Interface dataset entries:
....
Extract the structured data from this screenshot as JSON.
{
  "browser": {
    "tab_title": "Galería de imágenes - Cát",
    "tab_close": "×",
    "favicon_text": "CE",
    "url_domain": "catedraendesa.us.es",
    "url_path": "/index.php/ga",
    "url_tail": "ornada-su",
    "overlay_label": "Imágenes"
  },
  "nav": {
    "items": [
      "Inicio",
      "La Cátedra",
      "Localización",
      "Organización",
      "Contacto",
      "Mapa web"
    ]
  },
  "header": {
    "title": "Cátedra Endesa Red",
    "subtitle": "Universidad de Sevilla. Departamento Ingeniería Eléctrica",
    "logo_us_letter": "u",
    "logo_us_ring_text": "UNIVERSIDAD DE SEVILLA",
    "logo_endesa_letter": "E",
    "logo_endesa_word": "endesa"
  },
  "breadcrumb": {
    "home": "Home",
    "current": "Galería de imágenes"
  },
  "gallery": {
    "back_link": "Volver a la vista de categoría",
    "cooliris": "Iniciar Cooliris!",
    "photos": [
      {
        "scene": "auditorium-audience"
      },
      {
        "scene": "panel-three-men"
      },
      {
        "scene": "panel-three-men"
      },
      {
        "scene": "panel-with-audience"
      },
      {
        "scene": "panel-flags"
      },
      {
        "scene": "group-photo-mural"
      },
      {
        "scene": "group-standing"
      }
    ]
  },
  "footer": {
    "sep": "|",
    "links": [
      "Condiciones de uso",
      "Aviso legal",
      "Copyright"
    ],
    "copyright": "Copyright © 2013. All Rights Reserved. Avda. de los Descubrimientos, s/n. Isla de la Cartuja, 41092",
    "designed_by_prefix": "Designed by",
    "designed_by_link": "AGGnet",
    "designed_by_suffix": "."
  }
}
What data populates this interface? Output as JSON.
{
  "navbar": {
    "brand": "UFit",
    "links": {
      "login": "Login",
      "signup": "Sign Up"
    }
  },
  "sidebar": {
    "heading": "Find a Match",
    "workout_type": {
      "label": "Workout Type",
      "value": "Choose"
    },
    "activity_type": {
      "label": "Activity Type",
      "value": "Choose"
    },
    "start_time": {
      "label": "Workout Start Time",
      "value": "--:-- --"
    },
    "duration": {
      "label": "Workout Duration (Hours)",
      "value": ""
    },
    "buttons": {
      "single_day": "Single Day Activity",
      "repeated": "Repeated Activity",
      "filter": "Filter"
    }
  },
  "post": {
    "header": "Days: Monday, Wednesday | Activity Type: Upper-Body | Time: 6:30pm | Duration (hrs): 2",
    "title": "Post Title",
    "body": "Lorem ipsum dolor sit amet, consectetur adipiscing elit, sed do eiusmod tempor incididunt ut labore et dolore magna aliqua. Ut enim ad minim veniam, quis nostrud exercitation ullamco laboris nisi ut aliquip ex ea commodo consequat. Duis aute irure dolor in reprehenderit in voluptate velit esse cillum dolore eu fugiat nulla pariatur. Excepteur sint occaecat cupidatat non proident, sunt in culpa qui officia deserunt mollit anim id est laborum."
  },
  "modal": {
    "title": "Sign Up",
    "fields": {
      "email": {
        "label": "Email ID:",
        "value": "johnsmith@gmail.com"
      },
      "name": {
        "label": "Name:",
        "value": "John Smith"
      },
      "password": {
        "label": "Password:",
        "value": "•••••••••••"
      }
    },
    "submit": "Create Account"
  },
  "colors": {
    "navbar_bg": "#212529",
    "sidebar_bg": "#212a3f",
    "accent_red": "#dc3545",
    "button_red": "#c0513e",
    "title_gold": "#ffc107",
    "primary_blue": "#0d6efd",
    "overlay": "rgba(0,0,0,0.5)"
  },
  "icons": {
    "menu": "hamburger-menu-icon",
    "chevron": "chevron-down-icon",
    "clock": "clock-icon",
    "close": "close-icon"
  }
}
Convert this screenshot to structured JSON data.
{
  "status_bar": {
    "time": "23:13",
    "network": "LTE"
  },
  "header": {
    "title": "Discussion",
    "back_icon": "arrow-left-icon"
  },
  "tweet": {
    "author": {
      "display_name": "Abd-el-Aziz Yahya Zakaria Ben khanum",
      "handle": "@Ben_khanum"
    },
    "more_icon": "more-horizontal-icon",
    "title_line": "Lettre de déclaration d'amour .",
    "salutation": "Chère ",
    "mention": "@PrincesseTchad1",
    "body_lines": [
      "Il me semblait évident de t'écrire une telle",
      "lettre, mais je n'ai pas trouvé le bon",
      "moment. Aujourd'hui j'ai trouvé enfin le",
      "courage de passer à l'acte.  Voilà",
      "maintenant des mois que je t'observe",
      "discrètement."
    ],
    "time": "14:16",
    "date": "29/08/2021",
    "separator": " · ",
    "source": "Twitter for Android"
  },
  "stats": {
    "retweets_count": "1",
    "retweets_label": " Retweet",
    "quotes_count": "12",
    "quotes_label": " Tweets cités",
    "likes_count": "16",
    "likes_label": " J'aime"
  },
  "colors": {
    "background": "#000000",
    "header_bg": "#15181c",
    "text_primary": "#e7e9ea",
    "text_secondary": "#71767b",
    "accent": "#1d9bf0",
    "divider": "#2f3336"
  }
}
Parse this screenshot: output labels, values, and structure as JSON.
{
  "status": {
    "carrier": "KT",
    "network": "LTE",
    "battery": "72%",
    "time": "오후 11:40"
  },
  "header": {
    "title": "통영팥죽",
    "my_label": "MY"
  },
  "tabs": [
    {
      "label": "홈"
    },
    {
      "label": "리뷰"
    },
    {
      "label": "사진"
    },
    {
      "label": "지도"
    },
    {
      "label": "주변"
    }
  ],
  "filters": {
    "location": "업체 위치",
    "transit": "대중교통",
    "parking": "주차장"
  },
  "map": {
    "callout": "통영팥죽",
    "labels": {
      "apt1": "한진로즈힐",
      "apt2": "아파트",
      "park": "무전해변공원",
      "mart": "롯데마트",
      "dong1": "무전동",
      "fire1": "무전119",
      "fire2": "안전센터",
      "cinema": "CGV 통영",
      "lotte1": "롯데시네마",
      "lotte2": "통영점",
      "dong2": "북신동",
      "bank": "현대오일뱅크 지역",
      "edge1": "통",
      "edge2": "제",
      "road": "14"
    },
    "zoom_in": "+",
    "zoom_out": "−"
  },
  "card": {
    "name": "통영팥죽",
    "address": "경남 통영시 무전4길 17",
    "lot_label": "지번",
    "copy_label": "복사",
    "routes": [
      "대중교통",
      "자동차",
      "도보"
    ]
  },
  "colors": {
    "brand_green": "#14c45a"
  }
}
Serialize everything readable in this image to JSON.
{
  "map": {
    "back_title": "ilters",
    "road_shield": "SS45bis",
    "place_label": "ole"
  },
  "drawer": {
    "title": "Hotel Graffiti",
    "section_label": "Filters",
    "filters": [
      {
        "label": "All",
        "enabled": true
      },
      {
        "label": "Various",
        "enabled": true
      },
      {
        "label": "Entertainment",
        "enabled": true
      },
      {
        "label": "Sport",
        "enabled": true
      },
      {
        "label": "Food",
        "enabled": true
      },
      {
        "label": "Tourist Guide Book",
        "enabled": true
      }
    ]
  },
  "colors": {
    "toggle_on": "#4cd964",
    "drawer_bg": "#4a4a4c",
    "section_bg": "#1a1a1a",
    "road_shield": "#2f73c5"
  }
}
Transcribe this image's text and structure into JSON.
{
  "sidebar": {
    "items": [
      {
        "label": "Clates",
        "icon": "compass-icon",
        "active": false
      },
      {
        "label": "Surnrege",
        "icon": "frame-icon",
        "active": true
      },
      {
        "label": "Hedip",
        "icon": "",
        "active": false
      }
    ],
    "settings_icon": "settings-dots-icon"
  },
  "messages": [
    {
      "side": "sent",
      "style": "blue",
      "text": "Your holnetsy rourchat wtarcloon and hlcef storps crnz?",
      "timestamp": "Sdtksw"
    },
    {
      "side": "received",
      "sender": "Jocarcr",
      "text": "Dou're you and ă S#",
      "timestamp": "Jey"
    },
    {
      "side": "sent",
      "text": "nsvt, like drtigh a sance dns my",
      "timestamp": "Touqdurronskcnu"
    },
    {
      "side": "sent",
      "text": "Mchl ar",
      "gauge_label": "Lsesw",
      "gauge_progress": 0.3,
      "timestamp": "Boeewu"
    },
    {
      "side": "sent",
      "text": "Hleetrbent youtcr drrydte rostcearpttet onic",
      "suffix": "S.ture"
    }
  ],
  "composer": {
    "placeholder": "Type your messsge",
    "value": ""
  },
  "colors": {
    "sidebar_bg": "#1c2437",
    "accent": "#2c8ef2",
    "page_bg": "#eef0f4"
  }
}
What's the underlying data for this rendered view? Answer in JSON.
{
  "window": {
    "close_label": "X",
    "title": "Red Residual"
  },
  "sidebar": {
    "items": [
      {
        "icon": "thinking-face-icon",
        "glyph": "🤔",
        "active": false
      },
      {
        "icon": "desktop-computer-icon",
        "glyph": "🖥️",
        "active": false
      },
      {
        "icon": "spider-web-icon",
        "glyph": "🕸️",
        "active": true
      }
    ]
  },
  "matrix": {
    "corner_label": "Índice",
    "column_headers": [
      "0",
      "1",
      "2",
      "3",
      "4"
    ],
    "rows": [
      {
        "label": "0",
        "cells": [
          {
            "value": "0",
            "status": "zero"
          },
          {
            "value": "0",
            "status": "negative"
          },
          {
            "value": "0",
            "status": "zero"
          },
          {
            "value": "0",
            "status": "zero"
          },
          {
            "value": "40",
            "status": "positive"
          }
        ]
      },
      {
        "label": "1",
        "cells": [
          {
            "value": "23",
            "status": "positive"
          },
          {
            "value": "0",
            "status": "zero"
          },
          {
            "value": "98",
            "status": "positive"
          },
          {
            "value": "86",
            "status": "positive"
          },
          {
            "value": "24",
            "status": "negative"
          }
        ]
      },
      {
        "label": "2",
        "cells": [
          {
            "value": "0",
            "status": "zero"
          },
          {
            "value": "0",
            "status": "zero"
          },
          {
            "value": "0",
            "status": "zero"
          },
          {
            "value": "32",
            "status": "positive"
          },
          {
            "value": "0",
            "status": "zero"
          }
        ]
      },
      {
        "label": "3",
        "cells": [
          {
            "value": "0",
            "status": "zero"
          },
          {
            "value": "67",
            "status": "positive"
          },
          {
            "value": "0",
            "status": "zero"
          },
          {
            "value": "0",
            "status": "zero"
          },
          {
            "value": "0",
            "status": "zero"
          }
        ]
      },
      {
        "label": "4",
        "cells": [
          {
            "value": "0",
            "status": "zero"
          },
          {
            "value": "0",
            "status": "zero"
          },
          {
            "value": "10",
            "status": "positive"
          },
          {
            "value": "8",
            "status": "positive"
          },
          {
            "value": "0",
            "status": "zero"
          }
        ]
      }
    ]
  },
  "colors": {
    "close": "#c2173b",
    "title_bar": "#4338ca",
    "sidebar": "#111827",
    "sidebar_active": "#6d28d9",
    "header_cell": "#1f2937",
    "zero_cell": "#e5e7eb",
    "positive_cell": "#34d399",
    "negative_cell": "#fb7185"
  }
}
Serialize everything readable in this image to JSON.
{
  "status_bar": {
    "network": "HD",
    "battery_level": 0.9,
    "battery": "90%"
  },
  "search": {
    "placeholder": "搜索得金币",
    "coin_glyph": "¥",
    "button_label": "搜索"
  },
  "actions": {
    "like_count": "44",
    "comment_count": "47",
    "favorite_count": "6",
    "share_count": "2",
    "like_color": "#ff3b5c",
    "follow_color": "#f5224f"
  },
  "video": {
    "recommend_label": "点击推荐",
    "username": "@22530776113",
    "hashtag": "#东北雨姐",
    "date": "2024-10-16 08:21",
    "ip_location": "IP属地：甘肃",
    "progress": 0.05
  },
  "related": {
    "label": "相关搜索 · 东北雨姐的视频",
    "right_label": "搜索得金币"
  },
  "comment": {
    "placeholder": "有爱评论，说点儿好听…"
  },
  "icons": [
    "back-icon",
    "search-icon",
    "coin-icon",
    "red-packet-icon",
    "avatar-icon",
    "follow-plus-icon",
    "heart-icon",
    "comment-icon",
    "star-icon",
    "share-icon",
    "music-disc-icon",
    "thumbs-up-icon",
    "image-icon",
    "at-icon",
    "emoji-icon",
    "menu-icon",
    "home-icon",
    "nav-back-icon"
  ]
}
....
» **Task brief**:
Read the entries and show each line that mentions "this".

» **Exercise response**:
Extract the structured data from this screenshot as JSON.
What data populates this interface? Output as JSON.
Convert this screenshot to structured JSON data.
Parse this screenshot: output labels, values, and structure as JSON.
Serialize everything readable in this image to JSON.
Transcribe this image's text and structure into JSON.
What's the underlying data for this rendered view? Answer in JSON.
Serialize everything readable in this image to JSON.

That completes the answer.